Mason, the youngest son of Isaac and Mary de Jarnette Mason, was born in Sayreton. He graduated from Huntsville College (now Alabama A&M University) in 1891 and served briefly as principal of the public school in Calera. He resigned to study medicine, and earned his M.D. at the Meharry Medical School in Nashville, Tennessee in 1895. He began practicing in Birmingham that year, and later completed a special course in surgery at the University of Edinburgh, Scotland in 1899. He was appointed assistant city physician for nearly eight years. He organized the Provident Hospital and later the Home Hospital at the Alabama Orphans and Old Folks' Home, which was renamed the George C. Hall Hospital. He served as president of the Alabama Medical Association and helped organized the National Medical, Dental and Pharmaceutical Association.
Mason was a vice-president of the Alabama Penny Savings Bank from 1897 to 1908 and founded the Prudential Savings Bank in 1910. The two institutions merged in 1915. He was a trustee of 16th Street Baptist Church, involved in the project to erect their current building in 1911, and was also involved in locating Central Alabama College in Mason City.
Mason was also a real estate investor, owning property in Birmingham and New York.

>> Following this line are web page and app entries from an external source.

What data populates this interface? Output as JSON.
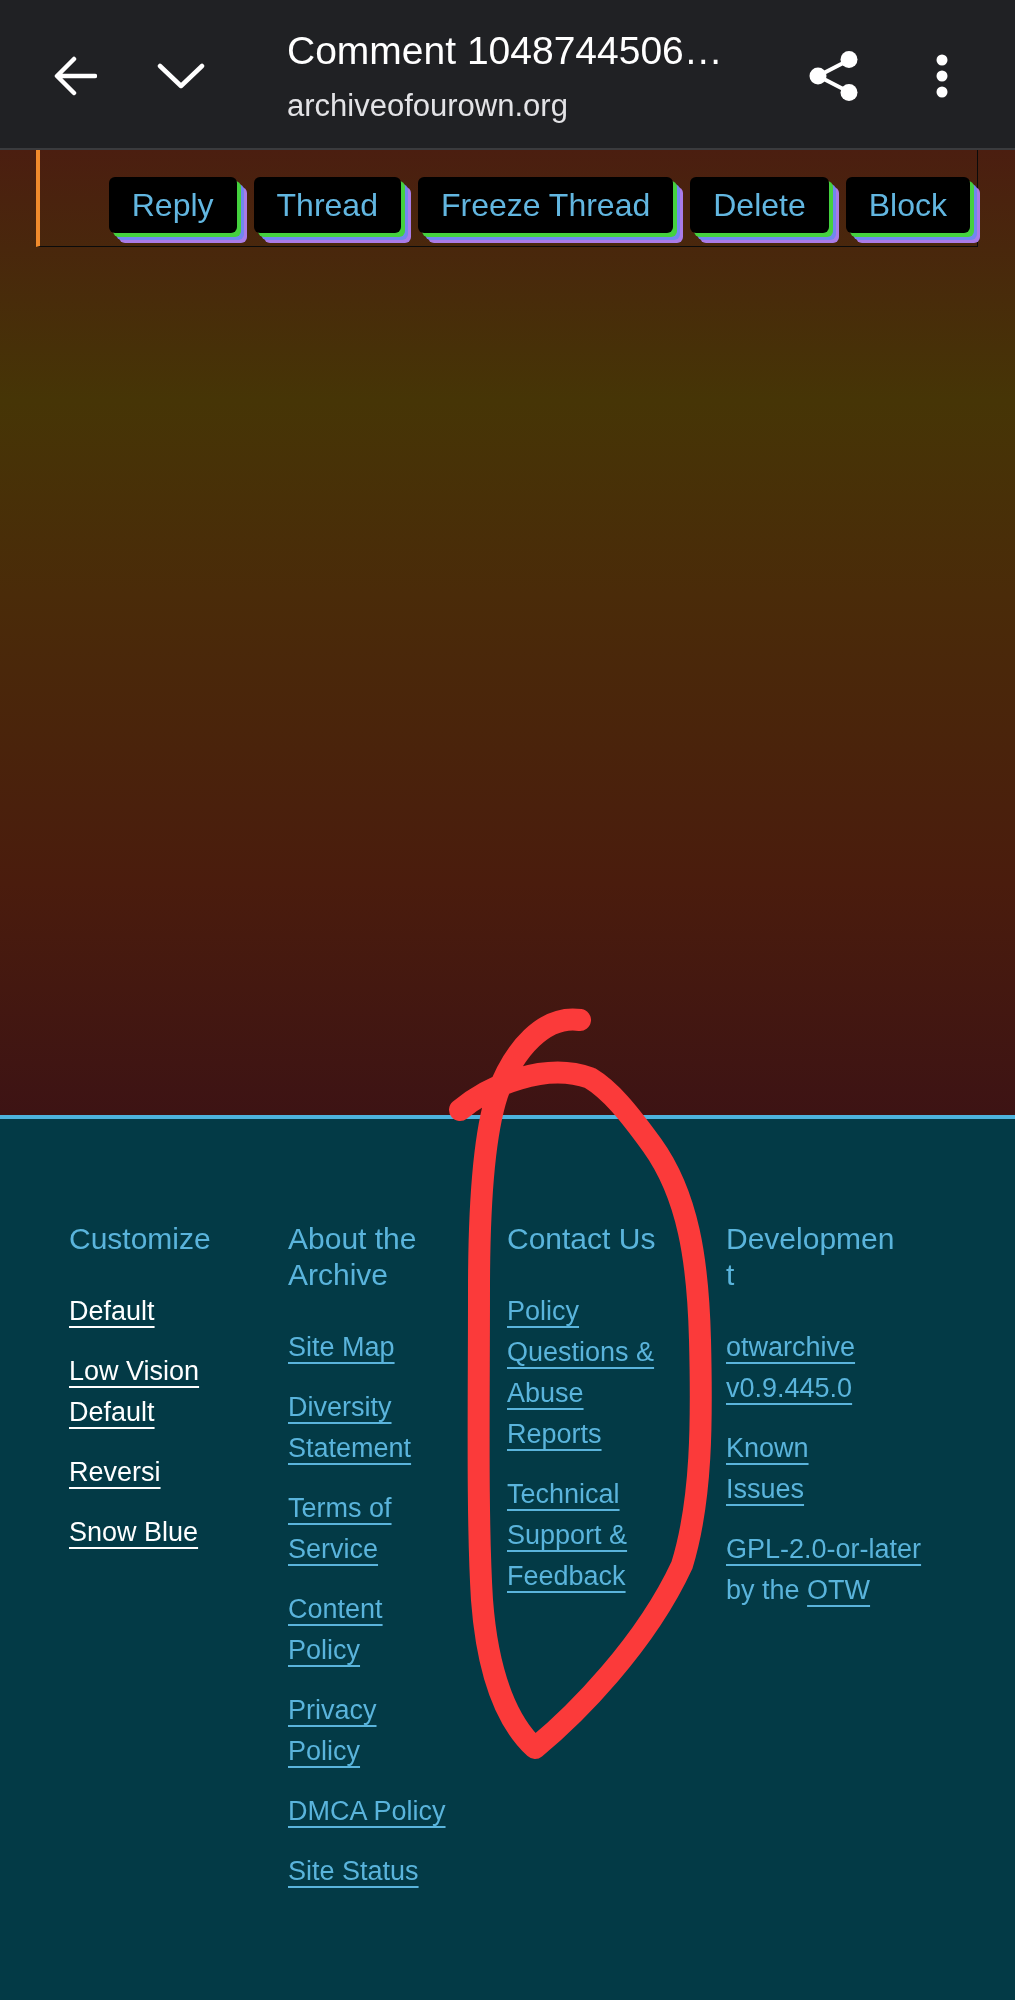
{
  "browser_bar": {
    "title": "Comment 1048744506…",
    "url": "archiveofourown.org"
  },
  "comment_actions": [
    {
      "label": "Reply"
    },
    {
      "label": "Thread"
    },
    {
      "label": "Freeze Thread"
    },
    {
      "label": "Delete"
    },
    {
      "label": "Block"
    }
  ],
  "footer": {
    "columns": [
      {
        "heading": "Customize",
        "items": [
          {
            "kind": "button",
            "text": "Default"
          },
          {
            "kind": "button",
            "text": "Low Vision Default"
          },
          {
            "kind": "button",
            "text": "Reversi"
          },
          {
            "kind": "button",
            "text": "Snow Blue"
          }
        ]
      },
      {
        "heading": "About the Archive",
        "items": [
          {
            "kind": "link",
            "text": "Site Map"
          },
          {
            "kind": "link",
            "text": "Diversity Statement"
          },
          {
            "kind": "link",
            "text": "Terms of Service"
          },
          {
            "kind": "link",
            "text": "Content Policy"
          },
          {
            "kind": "link",
            "text": "Privacy Policy"
          },
          {
            "kind": "link",
            "text": "DMCA Policy"
          },
          {
            "kind": "link",
            "text": "Site Status"
          }
        ]
      },
      {
        "heading": "Contact Us",
        "items": [
          {
            "kind": "link",
            "text": "Policy Questions & Abuse Reports"
          },
          {
            "kind": "link",
            "text": "Technical Support & Feedback"
          }
        ]
      },
      {
        "heading": "Development",
        "items": [
          {
            "kind": "link",
            "text": "otwarchive v0.9.445.0"
          },
          {
            "kind": "link",
            "text": "Known Issues"
          },
          {
            "kind": "sentence",
            "parts": [
              {
                "kind": "link",
                "text": "GPL-2.0-or-later"
              },
              {
                "kind": "text",
                "text": "by the"
              },
              {
                "kind": "link",
                "text": "OTW"
              }
            ]
          }
        ]
      }
    ]
  }
}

He served as an at-large delegate at the 1908 and 1912 Republican National Conventions. He was a prominent member of the Knights of Pythias of Alabama, and served as endowment treasurer for more than 20 years, spanning numerous controversies within the organization. He was awarded an honorary doctorate from Wilberforce University in Ohio in 1923.
He married the former Alice Nelson of Greensboro on June 28, 1898. They had four children: Vivian, Ellariz, Ulysses Jr, and Alice. He had two more daughters, Dorothy and Gloria with his second wife, the former Elsie Downs, whom he married in 1916. Ulysses Jr graduated from the University of Chicago Medical School and went on to establish the first fully-integrated hospital in Cleveland, Ohio.
Mason moved to Chicago late in life, taking residence in a three-story townhouse at 4816 Prairie Avenue South in the Bronzeville neighborhood. He died there in 1933 after a long illness. He was buried in that city.
- Boothe, Charles Octavius (1895) Cyclopedia of the Colored Baptists of Alabama: Their Leaders and Their Work Birmingham: Alabama Publishing Co., p. 230–231, via Documenting the American South (2001) University of North Carolina Library
- "Advance in Birmingham" (October 18, 1913) Indianapolis Recorder
- "Dr. U. G. Mason Claimed by Death" (October 7, 1933) The Birmingham Reporter, p. 1
- Beckford, Geraldine Rhoades (2013) Biographical Dictionary of American Physicians of African Ancestry, 1800-1920. Cherry Hill, New Jersey: Africana Homestead Legacy Publishers ISBN 1937622185